The Washington Air National Guard’s 141st Air Refueling Wing painted its flagship KC-135 Stratotanker with a design that honors its heritage to celebrate the 100th anniversary of the 116th Air Refueling Squadron in Spokane.

Military officials lifted large hangar doors and revealed the aircraft’s new look to the applause of a large crowd of mostly servicemen and -women Friday afternoon at Fairchild. Elected officials, like Rep. Cathy McMorris Rodgers, R-Spokane,  and Medical Lake Mayor Terri Cooper were also in attendance.

“This is an incredible milestone for 116th Air Refueling Squadron, the 141st Air Refueling Wing and the local community in Spokane,” said Col. James McGovern, commander of the 141st Air Refueling Wing.

The squadron gained federal recognition in 1924 as the 116th Observation Squadron, 41st Division Air Services, at Felts Field in Spokane Valley.

The heritage art design is inspired by the markings that were displayed on the squadron’s observation aircraft flown in the 1930s, according to the Washington National Guard.

The paint scheme includes the squadron’s insignia, an ace of spades with a dagger driven through the center of the card. The insignia was adopted in 1931 and is still used today.

Lt. Col. Brian Gliniak, commander of the 116th Air Refueling Squadron, said the insignia originated from a late-night squadron poker game at Felts Field.

Lt. Laurie Heral, a 116th member, threw the ace of spades, known as the death card, on the card table. Heral felt the card by itself wouldn’t grab people’s attention as an insignia.

Legend has it, Heral drove a dagger through the center of the card, and the ace and dagger insignia was born, Gliniak said.

The design also consists of red and white stripes on the KC-135’s rudder, which were present from the start of the 116th, and blue and yellow stripes on the tail. The blue and yellow paint increased visibility on the aircraft in the 1930s.

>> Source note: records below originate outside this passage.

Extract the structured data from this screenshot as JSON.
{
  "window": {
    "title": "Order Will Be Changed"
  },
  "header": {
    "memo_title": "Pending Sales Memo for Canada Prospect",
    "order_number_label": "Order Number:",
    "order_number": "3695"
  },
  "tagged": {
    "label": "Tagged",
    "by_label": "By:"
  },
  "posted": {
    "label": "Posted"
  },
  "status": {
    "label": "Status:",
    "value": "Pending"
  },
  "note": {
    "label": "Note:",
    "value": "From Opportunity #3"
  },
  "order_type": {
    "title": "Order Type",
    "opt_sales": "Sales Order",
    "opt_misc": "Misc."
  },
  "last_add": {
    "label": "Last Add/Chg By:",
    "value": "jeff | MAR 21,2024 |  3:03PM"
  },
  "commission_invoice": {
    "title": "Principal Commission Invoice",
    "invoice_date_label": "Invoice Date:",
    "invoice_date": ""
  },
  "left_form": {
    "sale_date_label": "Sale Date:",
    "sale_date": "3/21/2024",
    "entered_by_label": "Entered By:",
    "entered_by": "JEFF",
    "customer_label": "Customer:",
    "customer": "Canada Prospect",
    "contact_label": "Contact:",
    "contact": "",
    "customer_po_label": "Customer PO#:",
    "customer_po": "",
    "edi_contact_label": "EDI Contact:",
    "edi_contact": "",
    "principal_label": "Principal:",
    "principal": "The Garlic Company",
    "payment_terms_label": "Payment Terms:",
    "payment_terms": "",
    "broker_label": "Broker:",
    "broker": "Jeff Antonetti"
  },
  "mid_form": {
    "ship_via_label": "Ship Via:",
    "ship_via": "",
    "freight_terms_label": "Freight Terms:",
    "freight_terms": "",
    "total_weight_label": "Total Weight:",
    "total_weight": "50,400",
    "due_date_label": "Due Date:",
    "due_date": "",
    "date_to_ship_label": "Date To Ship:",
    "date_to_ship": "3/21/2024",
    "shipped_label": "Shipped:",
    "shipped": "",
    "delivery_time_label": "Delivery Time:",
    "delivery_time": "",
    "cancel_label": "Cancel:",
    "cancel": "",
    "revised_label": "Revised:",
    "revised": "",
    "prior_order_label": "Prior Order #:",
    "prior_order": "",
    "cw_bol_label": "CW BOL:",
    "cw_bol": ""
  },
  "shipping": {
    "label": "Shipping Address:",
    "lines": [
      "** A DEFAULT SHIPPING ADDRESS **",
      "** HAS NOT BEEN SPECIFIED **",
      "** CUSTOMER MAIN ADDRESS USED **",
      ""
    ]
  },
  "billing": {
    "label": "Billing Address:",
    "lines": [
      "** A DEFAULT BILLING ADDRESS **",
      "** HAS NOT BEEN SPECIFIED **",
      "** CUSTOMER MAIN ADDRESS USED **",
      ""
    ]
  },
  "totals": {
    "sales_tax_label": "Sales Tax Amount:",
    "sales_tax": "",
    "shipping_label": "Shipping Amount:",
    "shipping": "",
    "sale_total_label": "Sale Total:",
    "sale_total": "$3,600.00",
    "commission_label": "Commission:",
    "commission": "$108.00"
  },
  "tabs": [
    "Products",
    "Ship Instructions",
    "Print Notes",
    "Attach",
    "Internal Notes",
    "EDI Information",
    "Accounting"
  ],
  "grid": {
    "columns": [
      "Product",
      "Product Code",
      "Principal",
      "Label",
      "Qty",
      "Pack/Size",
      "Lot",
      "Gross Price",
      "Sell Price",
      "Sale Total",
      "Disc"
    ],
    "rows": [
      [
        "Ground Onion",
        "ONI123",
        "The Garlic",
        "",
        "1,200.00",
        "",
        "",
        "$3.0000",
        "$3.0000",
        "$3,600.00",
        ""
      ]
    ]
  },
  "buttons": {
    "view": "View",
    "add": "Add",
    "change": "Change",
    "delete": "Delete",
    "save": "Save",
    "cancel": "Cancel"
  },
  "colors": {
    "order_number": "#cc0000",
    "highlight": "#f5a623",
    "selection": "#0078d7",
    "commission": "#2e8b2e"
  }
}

The stripes were discontinued when World War II started.

The 116th Air Refueling Squadron is one of the oldest Air National Guard units in the nation, and one of the 12 original Air Guard units in the country. It has participated in nearly every armed conflict in which the nation has been involved.

The 116th took a group photo in front of the KC-135 tail after Friday’s unveiling.

“Every member of this wing should be proud to be a part of this rich heritage,” Gliniak said. “To our Spokane civic leaders, I’d like to thank you for 100 years of continuous support as we proceed into the next century of service to neighbor and nation.”

Editor’s note: This story was updated on Feb. 7, 2024, to reflect Sen. Patty Murray, D-Washington, did not attend the event as previously reported. However, a representative from her office did attend.